“We focused on establishments we frequented, but we were happy to help with their needs,” said Club President Mark Woodland.

Seven Rotary Clubs from the tri-county area held a four-hour food drive on May 21, with more than 19,000 pounds of food distributed between food pantries supported by local churches.

“We just wanted to help make a difference. It was wonderful to see The Villages community involved,” said Tim Treat, former president of the Rotary Club of The Villages-Evening.

The group will host another food drive July 18.

After the cancellation of several fundraisers, the Lake-Sumter Lions Club also held a food drive to collect much needed goods. Their drive consisted of six drop-off locations where non-perishable food and money was collected to help fill pantries.

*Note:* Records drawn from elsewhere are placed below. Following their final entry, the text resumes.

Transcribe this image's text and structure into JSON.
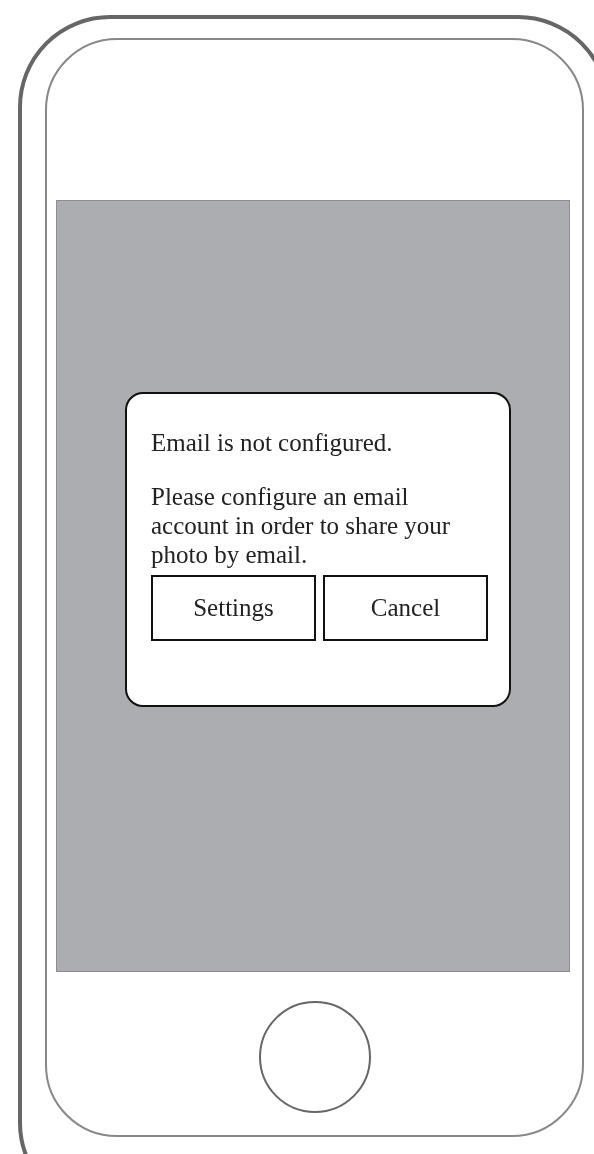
{
  "dialog": {
    "title": "Email is not configured.",
    "message": "Please configure an email account in order to share your photo by email.",
    "buttons": [
      "Settings",
      "Cancel"
    ]
  }
}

Over 2,000 pounds of food was collected and distributed to food pantries in Lady Lake, Wildwood, Fruitland Park and the Help Agency of the Forest, which sponsors the SoZo Kids.

“Without many of the jobs held before COVID-19, I don’t know how these people would survive without help,” said Bob Disinger, publicity chairman of the Lake-Sumter Lions Club. “The need for donations is now, because so many need help.”

Orange Blossom Gardens Lions Club donated $500 to help food pantries with additional needs.

“We wanted to be able to help because our motto is ‘To Serve’ and how would we be serving if we didn’t help those in need?” said club president Paul Holland

Even though the drive is over, people can still donate by calling drive organizer, John Hanna, at 352-502-2224.

Other Forms of Help

As many leaders have seen various needs arise in the midst of the pandemic, they are helping to meet those needs while recruiting others to assist. Such needs include making face masks for first responders and cancer patients and cooking more food for the Wildwood Soup Kitchen.

Bonnie Boxes of The Villages, a charitable program that normally prepares care packages for cancer patients undergoing chemotherapy, noticed the need for facial masks for patients with weakened immune systems as they went to and from treatment. As a result, they put a pause on their care packages to collect and donate more than 200 masks to the Florida Cancer Specialists and Research Institute at the Sharon L. Morse Medical Center and three other Florida Cancer center locations throughout The Villages.

“It was something to let patients know we’re still thinking about them,” said Village of Amelia resident Nancy Leary, founder of Bonnie Boxes in The Villages.

Busy Hands, Happy Hearts also recognized the need for facial masks for first responders. The group paused making book bags for Fruitland Park Elementary students in March and focused on sewing and distributing more than 1,000 masks, with more requests being made.

“Those who volunteered to sew these projects have been staying busy,” said Club President Karen Nehrenz. “We split up projects amongst them, because there is such a need.”

The Village Rio Grande resident said the group was honored to help out first responders by providing masks against the fight of COVID-19.

Members of Busy Bakers also looked for ways they could help. Busy Bakers, which makes and donates desserts to the Wildwood Soup Kitchen, continued to provide desserts, but 15 members have also prepared casseroles.

“When the soup kitchen closed and started working out of a home, some of us made casseroles to help feed those in need so the soup kitchen wouldn’t have to figure out what they could serve,” said Diane Davis, organizer of Busy Bakers and Village of Lynnhaven resident. “We knew desserts weren’t as essential, but knew people still needed help.”

Staff writer Andrea Davis can be reached at 352-753-1119, ext. 5374, or